And remember: mornings are ONLY for getting up, getting ready, eating and getting out the door!
5. Homework routine: depending on after-school activities, make a plan of when, where and how the child will do their homework. Get them involved and ask them when it suits them, where they want to do it and what works best for them.
You know your child, do they need to come home, have a rest and a snack, and can they have a bit of screen time, OR do they need to get their homework over and done first?
6. Make time to listen: going back to school can be hard and really tiring so we need to be there to listen, when they have something to tell us. Make sure you have at least 10 minutes of ‘Special-Time’ every day alone with your child, where you give them your full attention. This will give you a chance to learn more about your child’s school experiences, good and bad.
I know this can be hard (and you may have been at work, too) when you are tired and have chores to do. But really try to be conscious of the fact that this will be time well spent. You will be able to pick up early issues that can be solved straight away. Also, it is wonderful to be part of your child's day by listening to and hearing about all the small but important things your child has experienced.

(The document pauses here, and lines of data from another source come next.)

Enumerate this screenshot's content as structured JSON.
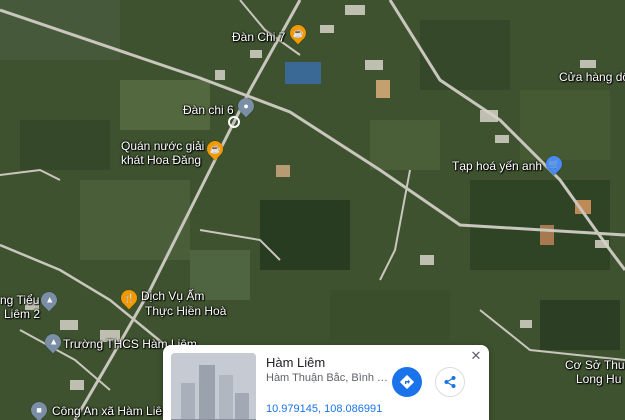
{
  "map": {
    "labels": {
      "dan_chi_7": "Đàn Chi 7",
      "dan_chi_6": "Đàn chi 6",
      "quan_nuoc_line1": "Quán nước giải",
      "quan_nuoc_line2": "khát Hoa Đăng",
      "cua_hang": "Cửa hàng dô",
      "tap_hoa": "Tạp hoá yến anh",
      "dich_vu_line1": "Dịch Vụ Ấm",
      "dich_vu_line2": "Thực Hiền Hoà",
      "ng_tieu_line1": "ng Tiểu",
      "ng_tieu_line2": "Liêm 2",
      "truong_thcs": "Trường THCS Hàm Liêm",
      "cong_an": "Công An xã Hàm Liê",
      "co_so_line1": "Cơ Sở Thu",
      "co_so_line2": "Long Hu"
    },
    "colors": {
      "restaurant_pin": "#f29900",
      "shop_pin": "#4a8af4",
      "school_pin": "#7a8fa6"
    },
    "icons": {
      "restaurant": "cup-icon",
      "shop": "cart-icon",
      "school": "school-icon",
      "food": "fork-knife-icon"
    }
  },
  "place_card": {
    "title": "Hàm Liêm",
    "subtitle": "Hàm Thuận Bắc, Bình T...",
    "coords": "10.979145, 108.086991",
    "close_glyph": "✕"
  }
}
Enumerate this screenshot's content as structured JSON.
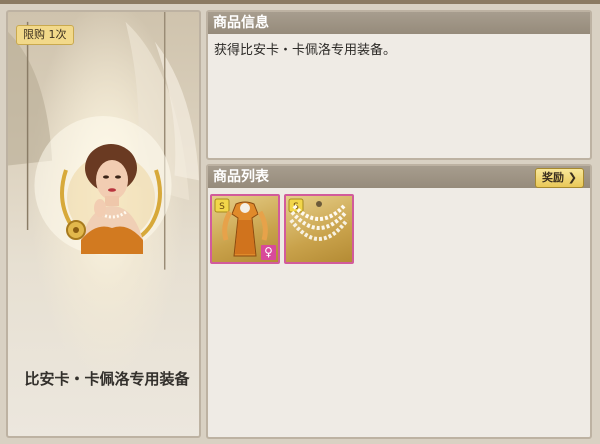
{
  "left_card": {
    "limit_label": "限购 1次",
    "item_title": "比安卡・卡佩洛专用装备"
  },
  "info_panel": {
    "header": "商品信息",
    "description": "获得比安卡・卡佩洛专用装备。"
  },
  "list_panel": {
    "header": "商品列表",
    "reward_button": "奖励 ❯",
    "items": [
      {
        "icon": "dress-icon",
        "female_symbol": "♀"
      },
      {
        "icon": "pearl-necklace-icon"
      }
    ]
  },
  "colors": {
    "panel_header": "#a0968a",
    "rarity_border": "#d25b9b",
    "badge_yellow": "#f2d98a"
  }
}
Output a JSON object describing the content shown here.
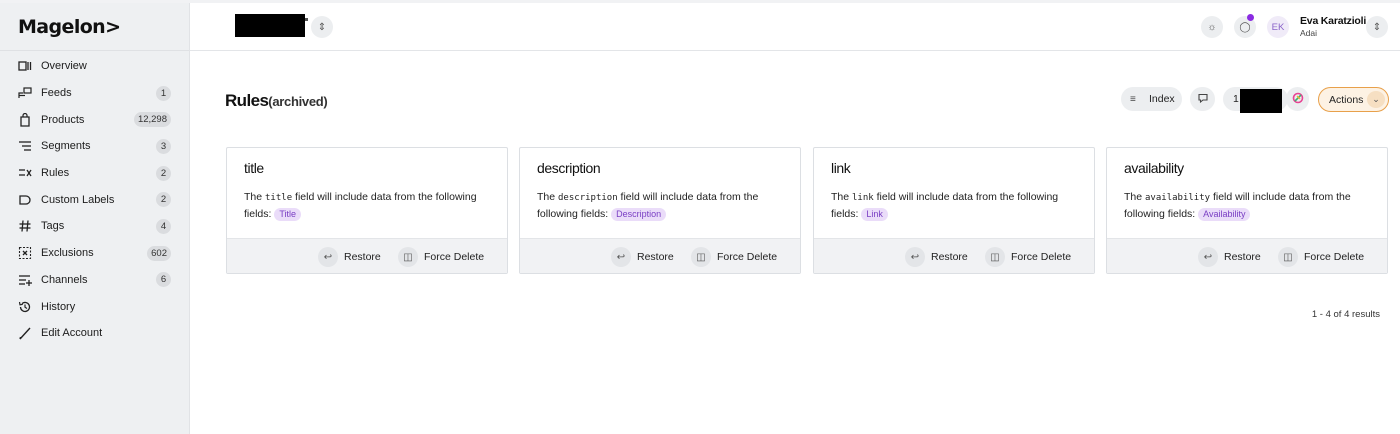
{
  "brand": {
    "logo_text": "Magelon>"
  },
  "sidebar": {
    "items": [
      {
        "label": "Overview",
        "badge": "",
        "icon": "overview-icon"
      },
      {
        "label": "Feeds",
        "badge": "1",
        "icon": "feeds-icon"
      },
      {
        "label": "Products",
        "badge": "12,298",
        "icon": "products-icon"
      },
      {
        "label": "Segments",
        "badge": "3",
        "icon": "segments-icon"
      },
      {
        "label": "Rules",
        "badge": "2",
        "icon": "rules-icon"
      },
      {
        "label": "Custom Labels",
        "badge": "2",
        "icon": "label-icon"
      },
      {
        "label": "Tags",
        "badge": "4",
        "icon": "hash-icon"
      },
      {
        "label": "Exclusions",
        "badge": "602",
        "icon": "exclusions-icon"
      },
      {
        "label": "Channels",
        "badge": "6",
        "icon": "channels-icon"
      },
      {
        "label": "History",
        "badge": "",
        "icon": "history-icon"
      },
      {
        "label": "Edit Account",
        "badge": "",
        "icon": "pencil-icon"
      }
    ]
  },
  "header": {
    "user_initials": "EK",
    "user_name": "Eva Karatzioli",
    "user_org": "Adai"
  },
  "page": {
    "title": "Rules",
    "title_suffix": "(archived)"
  },
  "toolbar": {
    "index_label": "Index",
    "count_visible": "1",
    "actions_label": "Actions"
  },
  "cards": [
    {
      "title": "title",
      "text_before": "The ",
      "code": "title",
      "text_after": " field will include data from the following fields: ",
      "pill": "Title",
      "restore_label": "Restore",
      "delete_label": "Force Delete"
    },
    {
      "title": "description",
      "text_before": "The ",
      "code": "description",
      "text_after": " field will include data from the following fields: ",
      "pill": "Description",
      "restore_label": "Restore",
      "delete_label": "Force Delete"
    },
    {
      "title": "link",
      "text_before": "The ",
      "code": "link",
      "text_after": " field will include data from the following fields: ",
      "pill": "Link",
      "restore_label": "Restore",
      "delete_label": "Force Delete"
    },
    {
      "title": "availability",
      "text_before": "The ",
      "code": "availability",
      "text_after": " field will include data from the following fields: ",
      "pill": "Availability",
      "restore_label": "Restore",
      "delete_label": "Force Delete"
    }
  ],
  "results_text": "1 - 4 of 4 results",
  "colors": {
    "accent_purple": "#8a2be2",
    "pill_bg": "#eadcf9",
    "actions_border": "#e8a04a"
  }
}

7. Make sure your child has some ‘headspace’ every day: school can be pretty full on, so it is important that they get some time to relax without pressure and expectations, time to just chill. Again, know your child: what helps your child to relax and recharge their batteries? Being outside relaxing with a book or running around in the garden, watching some television, time in their room alone etc.
Awareness: there are so many amazing after school activities that our child can get involved with but be wary of filling their day to the brim. A child can’t function in the long run if they are on the go all the time, they need time every day with nothing planned and nothing to do. When they have ‘nothing’ on, that is when they get creative and have time to think and recharge.
8. Don’t drill your child for answers at the end of the day: rather than ask, ‘What did you do at school today?’ (which most likely will invite the answer ‘nothing’ or ‘can’t remember’), try this:
- Tell me two things that happened at school today
- What was the best part of your day today? This also helps them to focus on what went well and not merely the ‘bad’ parts of school!
This can be a great bedtime activity or in the car on the way home. Maybe you can start telling them about your day, and they will join in and tell you about their day.
It is important to encourage your child to feel excited about school, so start to talk positively about the experience and slowly get your child ready.
Best wishes with the start of the school term,